|Hotel Without A Holy Bible.|
But the chain, which runs 500 hotels, said the country was becoming increasingly multicultural and it had taken the action for ‘diversity reasons’. It said the policy was implemented ‘in order not to discriminate against any religion’ – despite having had no complaints from guests.
Bibles were taken away at the same time as a refurbishment of its rooms, removing drawers where they were kept. The Bibles, which were provided free by the Gideon Society, have been retained and are stored behind reception for guests to borrow on request, the company says.
A Church of England spokesman said: ‘It seems both tragic and bizarre that hotels would remove the word of God for the sake of ergonomic design, economic incentive or a spurious definition of the word “diversity”.’
It seems not all Travelodges even have Bibles available on request. At the branch in Battersea, south London, there was no Bible in the room or behind reception. When requested, the receptionist could not find a copy and said no one had ever asked him for one in his four months of working there. Instead, he suggested using the hotel’s free wifi to ‘Google it and read it online’.
When pushed for a hard copy, he rang his manager who told him they used to have them in rooms, but hadn’t had any at the hotel since refurbishment last year. But other hotel firms, including Britain’s largest budget hotel company, Premier Inn, and InterContinental Hotels, owners of the Holiday Inn chain, say Bibles are being retained at their hotels. A Premier Inn spokesman said: ‘Bibles are available in Premier Inn rooms.
‘On the rare occasion that a customer does not wish to have a Bible in their room, they can request this to be removed ahead of their stay by contacting the hotel directly.’
Travelodge is the first national hotel chain to remove Bibles – although in 2012 one independent hotel, the Damson Dene Hotel in Crosthwaite, Cumbria, replaced them with the erotic bestseller Fifty Shades of Grey.

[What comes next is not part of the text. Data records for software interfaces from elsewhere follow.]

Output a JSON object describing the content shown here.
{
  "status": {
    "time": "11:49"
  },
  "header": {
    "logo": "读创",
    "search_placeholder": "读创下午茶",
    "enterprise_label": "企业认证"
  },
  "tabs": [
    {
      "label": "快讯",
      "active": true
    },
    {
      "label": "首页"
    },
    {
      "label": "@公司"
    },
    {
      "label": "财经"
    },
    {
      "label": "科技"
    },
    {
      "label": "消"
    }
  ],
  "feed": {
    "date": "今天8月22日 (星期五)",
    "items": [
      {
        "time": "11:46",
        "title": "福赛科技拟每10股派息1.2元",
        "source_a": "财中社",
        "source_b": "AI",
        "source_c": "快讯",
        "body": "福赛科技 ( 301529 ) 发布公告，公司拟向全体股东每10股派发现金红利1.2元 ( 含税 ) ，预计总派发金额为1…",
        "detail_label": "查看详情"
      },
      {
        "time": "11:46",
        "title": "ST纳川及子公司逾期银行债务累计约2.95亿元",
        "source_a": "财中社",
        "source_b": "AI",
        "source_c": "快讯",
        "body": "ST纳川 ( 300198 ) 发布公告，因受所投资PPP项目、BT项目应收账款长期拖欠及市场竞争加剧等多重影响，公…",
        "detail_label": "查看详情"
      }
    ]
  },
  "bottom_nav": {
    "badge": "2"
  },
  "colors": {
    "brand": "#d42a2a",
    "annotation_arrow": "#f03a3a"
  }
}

A Travelodge spokesman said: ‘The reason is because of diversity. With the country being increasingly multicultural, we didn’t feel it was appropriate to just have the Bible because there are people of other religions. People were also taking Bibles away and with the redesign of the rooms, it was felt that it would be better to remove them.’
Another spokesman added: ‘In order not to discriminate against any religion, customers who would like a Bible can pick a copy from any one of Travelodge’s 500 hotel reception desks across the country, whilst staying at the hotel. To date, Travelodge has not received any customer feedback regarding this decision.’
They went on to say: ‘The removal of Bibles from hotel rooms was a policy we decided upon in 2007 and has been gradually implemented over the following years.’
THE 126-YEAR-OLD TRADITION: HOW BIBLES CAME TO BE PLACED IN HOTELS
In more recent years, the work was taken over by the Gideon Society, which distributes free Bibles in almost 194 countries worldwide. Members of the Gideon Society, an evangelical Christian organisation founded in the US in 1898, were inspired to give out free Bibles in hotel rooms after visiting Britain and seeing the Commercial Travellers’ Christian Association’s work.
In the UK, the Gideon Society, whose income comes from donations and bequests from wills, still continues this mission – giving out free bibles to large institutions, including hospitals and prisons. Copies of the New Testament are also presented to school pupils, members of the armed forces, police, ambulance and fire services.